The church was originally built in the 14th century, but was totally renovated in the 16th century, when the facade and the choir, where 17th century paintings and the remarkable carved and inlaid wooden choir stalls) were done.
From here you can enter the fifteenth-century Chapel of Santa Maria, restored in the neo-gothic style in the 19th century.
Note the two sculptures by Andrea Della Robbia high up on the walls. Cross the corridor, also called "colloquium of the monks" where the monks could talk on pre-established days and times, and you arrive in the large cloister. During the 15th century, the cloister was fully rebuilt. Its once abundant pictorial and decorative heritage is relatively reduce, due to neglect and repeated looting and theft.

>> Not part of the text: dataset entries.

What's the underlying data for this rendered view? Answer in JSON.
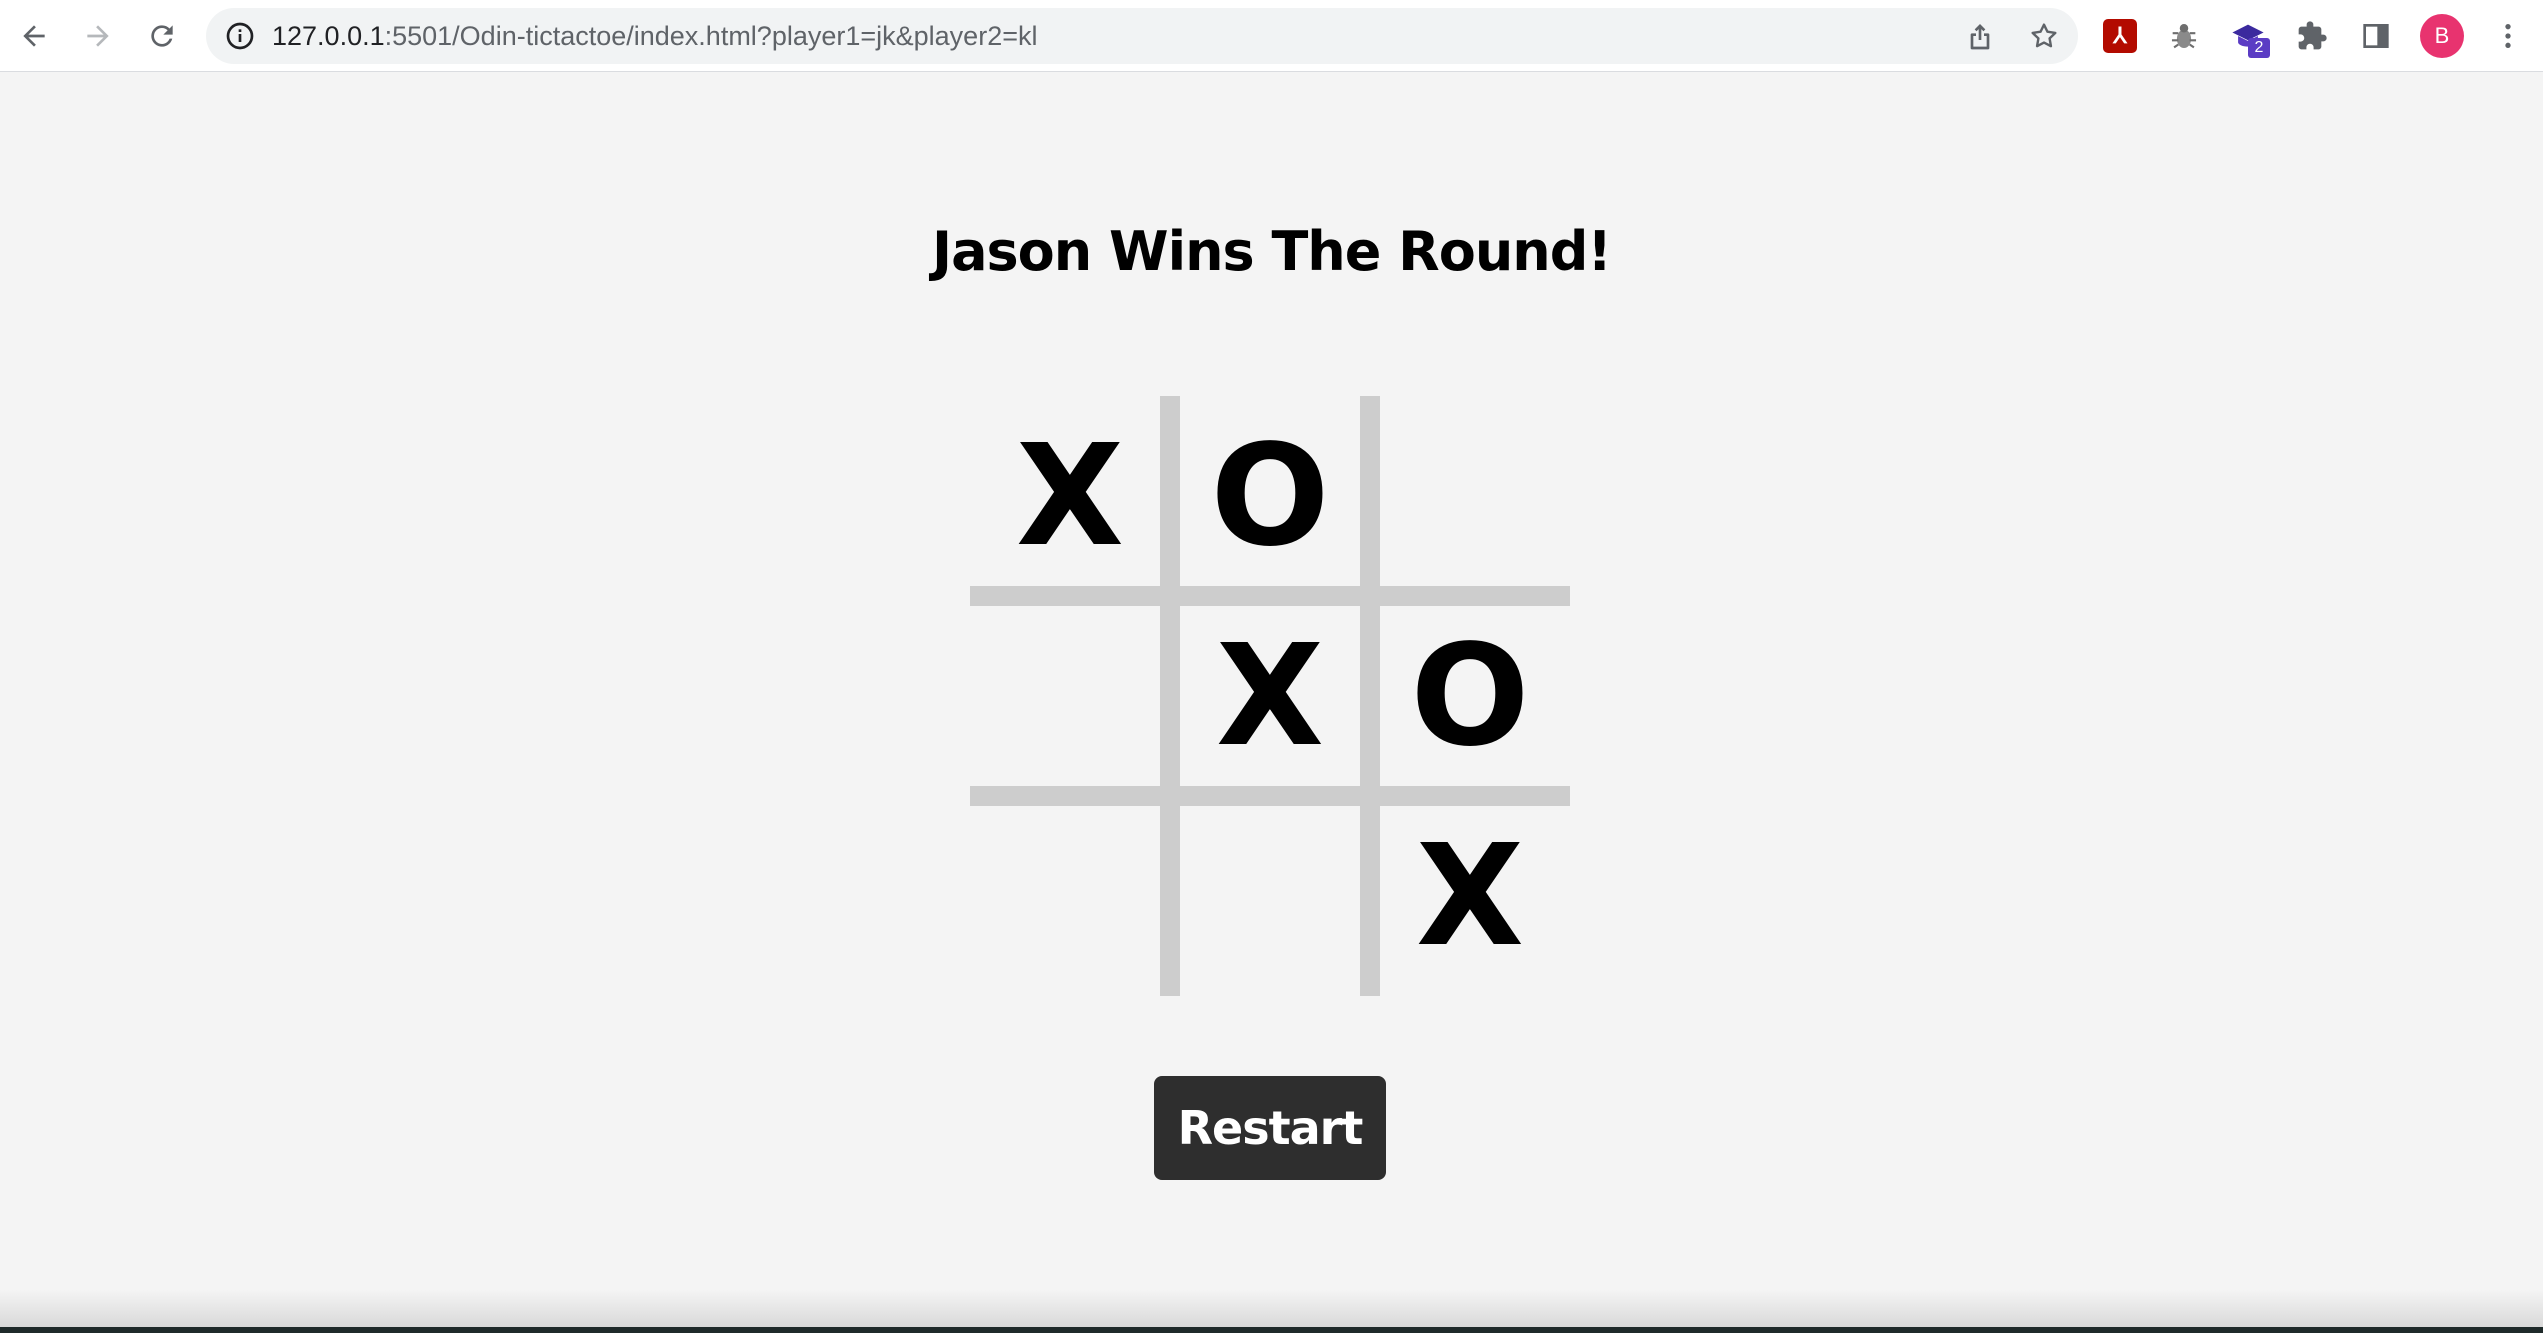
{
  "browser": {
    "url_host": "127.0.0.1",
    "url_rest": ":5501/Odin-tictactoe/index.html?player1=jk&player2=kl",
    "extensions": {
      "pdf_label": "⅄",
      "badge_count": "2"
    },
    "profile_initial": "B",
    "icons": [
      "back-arrow-icon",
      "forward-arrow-icon",
      "reload-icon",
      "info-icon",
      "share-icon",
      "bookmark-star-icon",
      "pdf-extension-icon",
      "bug-extension-icon",
      "graduation-cap-extension-icon",
      "puzzle-icon",
      "side-panel-icon",
      "kebab-menu-icon"
    ]
  },
  "game": {
    "status": "Jason Wins The Round!",
    "board": [
      [
        "X",
        "O",
        ""
      ],
      [
        "",
        "X",
        "O"
      ],
      [
        "",
        "",
        "X"
      ]
    ],
    "restart_label": "Restart",
    "colors": {
      "grid": "#cdcdcd",
      "button": "#2e2e2e",
      "background": "#f4f4f4"
    }
  }
}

The Certosa remained the property or the Cistercian Order up until October 1810 when, by order of Napoleon, one hundred and fifty French infantry were transferred there.
After the restoration of the Grand Duke of Tuscany (1819), the monks were able to re-enter the monastery and secure the relocation of the various pieces of art to their original place. The two rectangles, inside the cloister towards the gallery of the church, are used as a religious burial ground; the one on the right for the monks, the other for the converted brothers. The cistern, or well, in the middle of the lawn, was built in 1521 by Francesco Gabbriello. The fourth side of the cloister is occupied by the base wall of the church and the structures located parallel to it: the chapel of reliquaries, the sacristy, the chapter house, and the refectory. The monks' cloister is also called cloister of the cells because 18 cells are placed on three sides.
The cell structure is visible from the outside and from their roofs that rise above the gallery and courtyard. The entrance doors to the individual cells - surmounted with lunette-shaped frescoes- are marked with a letter from the alphabet.
Next to each door is a small opening through which food was passed.
Cistercian monks spent their entire lives inside this small world, leaving only to celebrate the daily and nightly liturgies and on holidays for meals shared in the refectory.
The areas available to the monks are the ground floor, the garden with the well, the laboratory and the woodshed; on the upper floor, at the same height as the ambulatory of the cloister three rooms beyond the entrance corridor, which served for eating, studying, and resting, che servivano per mangiare, studiare. Some personal effects of the monks are also conserved in these rooms.
The small monks' cloister and the cloister of the converted are also interesting. From the cloister of the converted you return to the square in front of the church and under the loggia are the rooms intended as guest quarters.
The three rooms which are part of this visit are designated Apartment of the Pope, in remembrance of the extended stay of Pope Pius VI who was forced to remain from June 1798 to March 1799 because he was prisoner to Napoleon, and Pope Pius VII, who stayed for two days on July 8-9, 1809.
It is not so much the artistic value of the rooms but rather their historical value that elicits interest. Almost everything you see in the furnishings recalls the presence of the two Popes.
Towards the exit of the square of the church there is a magnificent view that brings the spirituality of the monastery in close contact with the beauty of the landscape..
The pharmacy and the restrooms are located outside of the residential monastic complex.